### Exercise details
Restate the material below word for word, from its first line to its last.

### Provided entries

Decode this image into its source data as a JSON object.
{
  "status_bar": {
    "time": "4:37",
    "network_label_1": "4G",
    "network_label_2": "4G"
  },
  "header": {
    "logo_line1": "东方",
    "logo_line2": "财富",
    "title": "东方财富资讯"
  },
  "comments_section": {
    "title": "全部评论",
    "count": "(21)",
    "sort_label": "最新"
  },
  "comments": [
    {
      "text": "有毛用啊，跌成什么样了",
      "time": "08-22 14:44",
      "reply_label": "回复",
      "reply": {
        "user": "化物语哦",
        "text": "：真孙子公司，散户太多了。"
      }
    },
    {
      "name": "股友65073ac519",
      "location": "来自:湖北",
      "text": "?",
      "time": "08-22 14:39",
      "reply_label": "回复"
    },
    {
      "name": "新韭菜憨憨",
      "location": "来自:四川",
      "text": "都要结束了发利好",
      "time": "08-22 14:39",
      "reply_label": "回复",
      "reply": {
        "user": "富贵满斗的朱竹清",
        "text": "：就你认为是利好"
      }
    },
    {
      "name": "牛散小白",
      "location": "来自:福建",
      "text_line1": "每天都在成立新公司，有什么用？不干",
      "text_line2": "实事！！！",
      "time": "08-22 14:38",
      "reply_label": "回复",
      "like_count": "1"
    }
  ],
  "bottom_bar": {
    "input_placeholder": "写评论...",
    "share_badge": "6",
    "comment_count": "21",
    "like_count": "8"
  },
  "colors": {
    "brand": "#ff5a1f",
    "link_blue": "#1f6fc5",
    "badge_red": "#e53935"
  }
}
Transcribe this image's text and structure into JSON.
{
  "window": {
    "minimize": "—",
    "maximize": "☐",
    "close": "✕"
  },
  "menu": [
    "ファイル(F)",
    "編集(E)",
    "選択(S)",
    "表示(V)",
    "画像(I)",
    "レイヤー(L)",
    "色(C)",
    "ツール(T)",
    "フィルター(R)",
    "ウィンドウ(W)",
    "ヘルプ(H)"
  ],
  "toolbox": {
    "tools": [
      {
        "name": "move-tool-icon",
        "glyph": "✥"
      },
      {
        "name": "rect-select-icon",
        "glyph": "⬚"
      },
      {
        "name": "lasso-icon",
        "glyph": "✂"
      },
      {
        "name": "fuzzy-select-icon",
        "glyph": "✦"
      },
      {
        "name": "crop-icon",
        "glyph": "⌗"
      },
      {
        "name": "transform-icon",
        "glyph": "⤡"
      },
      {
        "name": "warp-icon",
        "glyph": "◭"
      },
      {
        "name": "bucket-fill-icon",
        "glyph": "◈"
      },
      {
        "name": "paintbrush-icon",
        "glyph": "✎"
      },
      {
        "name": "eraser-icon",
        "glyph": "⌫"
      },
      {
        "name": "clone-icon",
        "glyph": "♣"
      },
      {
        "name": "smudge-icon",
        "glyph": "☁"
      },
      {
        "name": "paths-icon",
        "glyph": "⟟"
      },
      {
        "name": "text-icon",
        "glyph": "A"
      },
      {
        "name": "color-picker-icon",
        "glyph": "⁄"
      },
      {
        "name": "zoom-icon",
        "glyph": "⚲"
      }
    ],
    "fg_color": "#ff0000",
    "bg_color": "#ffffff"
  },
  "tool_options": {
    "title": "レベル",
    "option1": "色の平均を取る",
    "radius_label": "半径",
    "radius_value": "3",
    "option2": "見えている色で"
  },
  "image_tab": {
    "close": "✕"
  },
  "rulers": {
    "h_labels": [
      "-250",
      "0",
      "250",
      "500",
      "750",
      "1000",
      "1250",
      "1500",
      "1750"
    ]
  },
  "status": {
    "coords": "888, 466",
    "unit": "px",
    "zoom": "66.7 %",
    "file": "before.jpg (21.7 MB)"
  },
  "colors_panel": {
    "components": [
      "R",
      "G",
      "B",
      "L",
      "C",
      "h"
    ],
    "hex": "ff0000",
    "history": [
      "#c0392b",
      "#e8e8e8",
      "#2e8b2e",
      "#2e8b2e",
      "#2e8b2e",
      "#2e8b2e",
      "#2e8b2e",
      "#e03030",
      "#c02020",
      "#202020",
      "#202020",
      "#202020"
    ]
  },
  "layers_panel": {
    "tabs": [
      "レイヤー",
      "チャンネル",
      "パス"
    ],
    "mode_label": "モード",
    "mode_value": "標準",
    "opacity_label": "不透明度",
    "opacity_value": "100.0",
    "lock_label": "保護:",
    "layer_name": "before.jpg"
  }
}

### Answer to this problem
Decode this image into its source data as a JSON object.
{
  "status_bar": {
    "time": "4:37",
    "network_label_1": "4G",
    "network_label_2": "4G"
  },
  "header": {
    "logo_line1": "东方",
    "logo_line2": "财富",
    "title": "东方财富资讯"
  },
  "comments_section": {
    "title": "全部评论",
    "count": "(21)",
    "sort_label": "最新"
  },
  "comments": [
    {
      "text": "有毛用啊，跌成什么样了",
      "time": "08-22 14:44",
      "reply_label": "回复",
      "reply": {
        "user": "化物语哦",
        "text": "：真孙子公司，散户太多了。"
      }
    },
    {
      "name": "股友65073ac519",
      "location": "来自:湖北",
      "text": "?",
      "time": "08-22 14:39",
      "reply_label": "回复"
    },
    {
      "name": "新韭菜憨憨",
      "location": "来自:四川",
      "text": "都要结束了发利好",
      "time": "08-22 14:39",
      "reply_label": "回复",
      "reply": {
        "user": "富贵满斗的朱竹清",
        "text": "：就你认为是利好"
      }
    },
    {
      "name": "牛散小白",
      "location": "来自:福建",
      "text_line1": "每天都在成立新公司，有什么用？不干",
      "text_line2": "实事！！！",
      "time": "08-22 14:38",
      "reply_label": "回复",
      "like_count": "1"
    }
  ],
  "bottom_bar": {
    "input_placeholder": "写评论...",
    "share_badge": "6",
    "comment_count": "21",
    "like_count": "8"
  },
  "colors": {
    "brand": "#ff5a1f",
    "link_blue": "#1f6fc5",
    "badge_red": "#e53935"
  }
}
Transcribe this image's text and structure into JSON.
{
  "window": {
    "minimize": "—",
    "maximize": "☐",
    "close": "✕"
  },
  "menu": [
    "ファイル(F)",
    "編集(E)",
    "選択(S)",
    "表示(V)",
    "画像(I)",
    "レイヤー(L)",
    "色(C)",
    "ツール(T)",
    "フィルター(R)",
    "ウィンドウ(W)",
    "ヘルプ(H)"
  ],
  "toolbox": {
    "tools": [
      {
        "name": "move-tool-icon",
        "glyph": "✥"
      },
      {
        "name": "rect-select-icon",
        "glyph": "⬚"
      },
      {
        "name": "lasso-icon",
        "glyph": "✂"
      },
      {
        "name": "fuzzy-select-icon",
        "glyph": "✦"
      },
      {
        "name": "crop-icon",
        "glyph": "⌗"
      },
      {
        "name": "transform-icon",
        "glyph": "⤡"
      },
      {
        "name": "warp-icon",
        "glyph": "◭"
      },
      {
        "name": "bucket-fill-icon",
        "glyph": "◈"
      },
      {
        "name": "paintbrush-icon",
        "glyph": "✎"
      },
      {
        "name": "eraser-icon",
        "glyph": "⌫"
      },
      {
        "name": "clone-icon",
        "glyph": "♣"
      },
      {
        "name": "smudge-icon",
        "glyph": "☁"
      },
      {
        "name": "paths-icon",
        "glyph": "⟟"
      },
      {
        "name": "text-icon",
        "glyph": "A"
      },
      {
        "name": "color-picker-icon",
        "glyph": "⁄"
      },
      {
        "name": "zoom-icon",
        "glyph": "⚲"
      }
    ],
    "fg_color": "#ff0000",
    "bg_color": "#ffffff"
  },
  "tool_options": {
    "title": "レベル",
    "option1": "色の平均を取る",
    "radius_label": "半径",
    "radius_value": "3",
    "option2": "見えている色で"
  },
  "image_tab": {
    "close": "✕"
  },
  "rulers": {
    "h_labels": [
      "-250",
      "0",
      "250",
      "500",
      "750",
      "1000",
      "1250",
      "1500",
      "1750"
    ]
  },
  "status": {
    "coords": "888, 466",
    "unit": "px",
    "zoom": "66.7 %",
    "file": "before.jpg (21.7 MB)"
  },
  "colors_panel": {
    "components": [
      "R",
      "G",
      "B",
      "L",
      "C",
      "h"
    ],
    "hex": "ff0000",
    "history": [
      "#c0392b",
      "#e8e8e8",
      "#2e8b2e",
      "#2e8b2e",
      "#2e8b2e",
      "#2e8b2e",
      "#2e8b2e",
      "#e03030",
      "#c02020",
      "#202020",
      "#202020",
      "#202020"
    ]
  },
  "layers_panel": {
    "tabs": [
      "レイヤー",
      "チャンネル",
      "パス"
    ],
    "mode_label": "モード",
    "mode_value": "標準",
    "opacity_label": "不透明度",
    "opacity_value": "100.0",
    "lock_label": "保護:",
    "layer_name": "before.jpg"
  }
}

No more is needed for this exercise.